After the success of the GB gymnastics team at the 2012 Olympics, youth participation in the sport is at an all-time high. Kids all over the country are joining their local gyms and dreaming of Olympic glory, but what does it take to succeed as a gymnast?
Firstly it should be noted that gymnastics is an incredibly technical sport and requires many hours of practice to even develop the basics. It’s therefore not uncommon for children younger than 12 to train in excess of 25 hours a week. And although this has pushed up the standard of British Gymnastics phenomenally quickly, sadly this is often at the expense of the gymnasts’ education. Unlike many sports which are entwined with the national curriculum there is little space for gymnastics in schools. Training is done at private clubs and often there is a decision to be made on whether to pursue an education or a career in gymnastics.
For this reason there is much scepticism by parents when it comes to enrolling their children in elite gymnastics. For a minority the sport pays dividends, but what happens if you never make that Olympic team or win that Olympic medal after committing your life to the sport? Is there a way to combine education and gymnastics?

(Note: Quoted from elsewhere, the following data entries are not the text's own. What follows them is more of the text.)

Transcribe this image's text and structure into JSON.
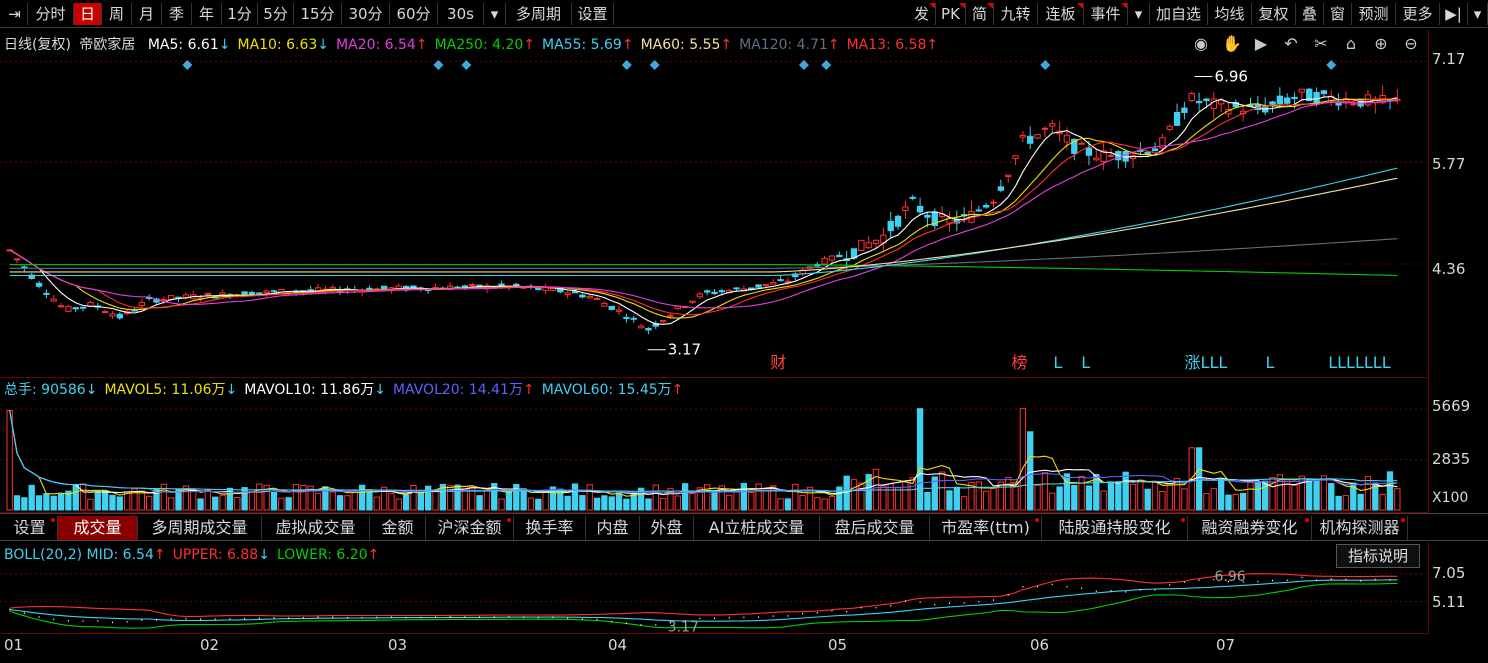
{
  "toolbar": {
    "left": [
      "⇥",
      "分时",
      "日",
      "周",
      "月",
      "季",
      "年",
      "1分",
      "5分",
      "15分",
      "30分",
      "60分",
      "30s",
      "▾",
      "多周期",
      "设置"
    ],
    "active_index": 2,
    "right": [
      "发",
      "PK",
      "简",
      "九转",
      "连板",
      "事件",
      "▾",
      "加自选",
      "均线",
      "复权",
      "叠",
      "窗",
      "预测",
      "更多",
      "▶|",
      "▾"
    ]
  },
  "main": {
    "title": "日线(复权)",
    "stock": "帝欧家居",
    "ma": [
      {
        "label": "MA5: 6.61",
        "arrow": "↓",
        "color": "#ffffff"
      },
      {
        "label": "MA10: 6.63",
        "arrow": "↓",
        "color": "#f0e000"
      },
      {
        "label": "MA20: 6.54",
        "arrow": "↑",
        "color": "#e040e0"
      },
      {
        "label": "MA250: 4.20",
        "arrow": "↑",
        "color": "#00d000"
      },
      {
        "label": "MA55: 5.69",
        "arrow": "↑",
        "color": "#40d0f0"
      },
      {
        "label": "MA60: 5.55",
        "arrow": "↑",
        "color": "#f0e0a0"
      },
      {
        "label": "MA120: 4.71",
        "arrow": "↑",
        "color": "#607080"
      },
      {
        "label": "MA13: 6.58",
        "arrow": "↑",
        "color": "#ff3030"
      }
    ],
    "icons": [
      "eye-icon",
      "hand-icon",
      "play-icon",
      "undo-icon",
      "scissors-icon",
      "lock-icon",
      "zoom-in-icon",
      "zoom-out-icon"
    ],
    "y_labels": [
      "7.17",
      "5.77",
      "4.36"
    ],
    "high_label": "6.96",
    "low_label": "3.17",
    "markers": [
      {
        "text": "财",
        "x": 0.555
      },
      {
        "text": "榜",
        "x": 0.728
      },
      {
        "text": "L",
        "x": 0.758
      },
      {
        "text": "L",
        "x": 0.778
      },
      {
        "text": "涨LLL",
        "x": 0.852
      },
      {
        "text": "L",
        "x": 0.91
      },
      {
        "text": "LLLLLLL",
        "x": 0.955
      }
    ]
  },
  "volume": {
    "legend": [
      {
        "label": "总手: 90586",
        "arrow": "↓",
        "color": "#40d0f0"
      },
      {
        "label": "MAVOL5: 11.06万",
        "arrow": "↓",
        "color": "#f0e000"
      },
      {
        "label": "MAVOL10: 11.86万",
        "arrow": "↓",
        "color": "#ffffff"
      },
      {
        "label": "MAVOL20: 14.41万",
        "arrow": "↑",
        "color": "#6060ff"
      },
      {
        "label": "MAVOL60: 15.45万",
        "arrow": "↑",
        "color": "#40d0f0"
      }
    ],
    "y_labels": [
      "5669",
      "2835"
    ],
    "unit": "X100"
  },
  "tabs": [
    {
      "label": "设置",
      "dot": true
    },
    {
      "label": "成交量",
      "dot": false
    },
    {
      "label": "多周期成交量",
      "dot": false
    },
    {
      "label": "虚拟成交量",
      "dot": false
    },
    {
      "label": "金额",
      "dot": false
    },
    {
      "label": "沪深金额",
      "dot": true
    },
    {
      "label": "换手率",
      "dot": false
    },
    {
      "label": "内盘",
      "dot": false
    },
    {
      "label": "外盘",
      "dot": false
    },
    {
      "label": "AI立桩成交量",
      "dot": false
    },
    {
      "label": "盘后成交量",
      "dot": false
    },
    {
      "label": "市盈率(ttm)",
      "dot": true
    },
    {
      "label": "陆股通持股变化",
      "dot": true
    },
    {
      "label": "融资融券变化",
      "dot": true
    },
    {
      "label": "机构探测器",
      "dot": true
    }
  ],
  "tab_active": 1,
  "boll": {
    "legend": [
      {
        "label": "BOLL(20,2) MID: 6.54",
        "arrow": "↑",
        "color": "#40d0f0"
      },
      {
        "label": "UPPER: 6.88",
        "arrow": "↓",
        "color": "#ff3030"
      },
      {
        "label": "LOWER: 6.20",
        "arrow": "↑",
        "color": "#00d000"
      }
    ],
    "desc_button": "指标说明",
    "y_labels": [
      "7.05",
      "5.11"
    ],
    "high_label": "6.96",
    "low_label": "3.17"
  },
  "x_labels": [
    "01",
    "02",
    "03",
    "04",
    "05",
    "06",
    "07"
  ],
  "chart_data": {
    "type": "candlestick",
    "y_range": [
      3.0,
      7.3
    ],
    "y_ticks": [
      7.17,
      5.77,
      4.36
    ],
    "x_month_labels": [
      "01",
      "02",
      "03",
      "04",
      "05",
      "06",
      "07"
    ],
    "price_anchors": [
      {
        "t": 0.0,
        "p": 4.55
      },
      {
        "t": 0.02,
        "p": 4.1
      },
      {
        "t": 0.04,
        "p": 3.72
      },
      {
        "t": 0.06,
        "p": 3.8
      },
      {
        "t": 0.08,
        "p": 3.62
      },
      {
        "t": 0.1,
        "p": 3.86
      },
      {
        "t": 0.14,
        "p": 3.92
      },
      {
        "t": 0.2,
        "p": 3.98
      },
      {
        "t": 0.28,
        "p": 4.02
      },
      {
        "t": 0.36,
        "p": 4.05
      },
      {
        "t": 0.4,
        "p": 3.98
      },
      {
        "t": 0.42,
        "p": 3.9
      },
      {
        "t": 0.44,
        "p": 3.7
      },
      {
        "t": 0.46,
        "p": 3.45
      },
      {
        "t": 0.48,
        "p": 3.72
      },
      {
        "t": 0.5,
        "p": 3.95
      },
      {
        "t": 0.53,
        "p": 4.02
      },
      {
        "t": 0.56,
        "p": 4.12
      },
      {
        "t": 0.58,
        "p": 4.35
      },
      {
        "t": 0.61,
        "p": 4.55
      },
      {
        "t": 0.63,
        "p": 4.75
      },
      {
        "t": 0.65,
        "p": 5.2
      },
      {
        "t": 0.67,
        "p": 4.95
      },
      {
        "t": 0.69,
        "p": 4.98
      },
      {
        "t": 0.71,
        "p": 5.3
      },
      {
        "t": 0.73,
        "p": 6.05
      },
      {
        "t": 0.75,
        "p": 6.25
      },
      {
        "t": 0.77,
        "p": 5.95
      },
      {
        "t": 0.79,
        "p": 5.85
      },
      {
        "t": 0.81,
        "p": 5.9
      },
      {
        "t": 0.83,
        "p": 6.0
      },
      {
        "t": 0.85,
        "p": 6.65
      },
      {
        "t": 0.87,
        "p": 6.55
      },
      {
        "t": 0.9,
        "p": 6.5
      },
      {
        "t": 0.93,
        "p": 6.7
      },
      {
        "t": 0.96,
        "p": 6.65
      },
      {
        "t": 0.985,
        "p": 6.6
      }
    ],
    "high": {
      "value": 6.96,
      "t": 0.852
    },
    "low": {
      "value": 3.17,
      "t": 0.46
    },
    "ma_lines": [
      {
        "name": "MA250",
        "start": 4.35,
        "end": 4.2
      },
      {
        "name": "MA120",
        "start": 4.3,
        "end": 4.71
      },
      {
        "name": "MA55",
        "start": 4.2,
        "end": 5.69
      },
      {
        "name": "MA60",
        "start": 4.25,
        "end": 5.55
      }
    ],
    "volume_range": [
      0,
      6300
    ],
    "volume_ticks": [
      5669,
      2835
    ],
    "volume_spikes": [
      {
        "t": 0.0,
        "v": 5600
      },
      {
        "t": 0.655,
        "v": 5700
      },
      {
        "t": 0.73,
        "v": 5700
      },
      {
        "t": 0.735,
        "v": 4400
      },
      {
        "t": 0.855,
        "v": 3500
      }
    ],
    "boll_range": [
      3.0,
      8.0
    ],
    "boll_ticks": [
      7.05,
      5.11
    ]
  }
}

The answer is Loughborough Students Gymnastics club.
At the recent 2014 British Championships, 10 male and female gymnasts represented the University and we had the largest male representation from any club in the country. The team had a great weekend and after the first subdivision a Loughborough Gymnast led on every piece of male apparatus.
Following the All-Around competition, an unprecedented 4 Loughborough gymnasts placed in the top 20 with Chris O’Connor 10th, Will Trood 12th, Robert Payne 16th and Harry Owen 18th. In the Master’s finals the following day Chris placed 8th on floor and Harry Carter 5th on Vault.
A few weeks after the competition the club received an email from the mother of a young gymnast who also competed that weekend. She commented on how we ‘inspired and impressed her son’ with ‘our ability and team spirit.’ She also mentioned how her son, currently 12 years old, is now adamant he wants to attend the University and compete for the gymnastics team.
The club is extremely proud of this, and hope that we continue to enact the London 2012 legacy and inspire a generation.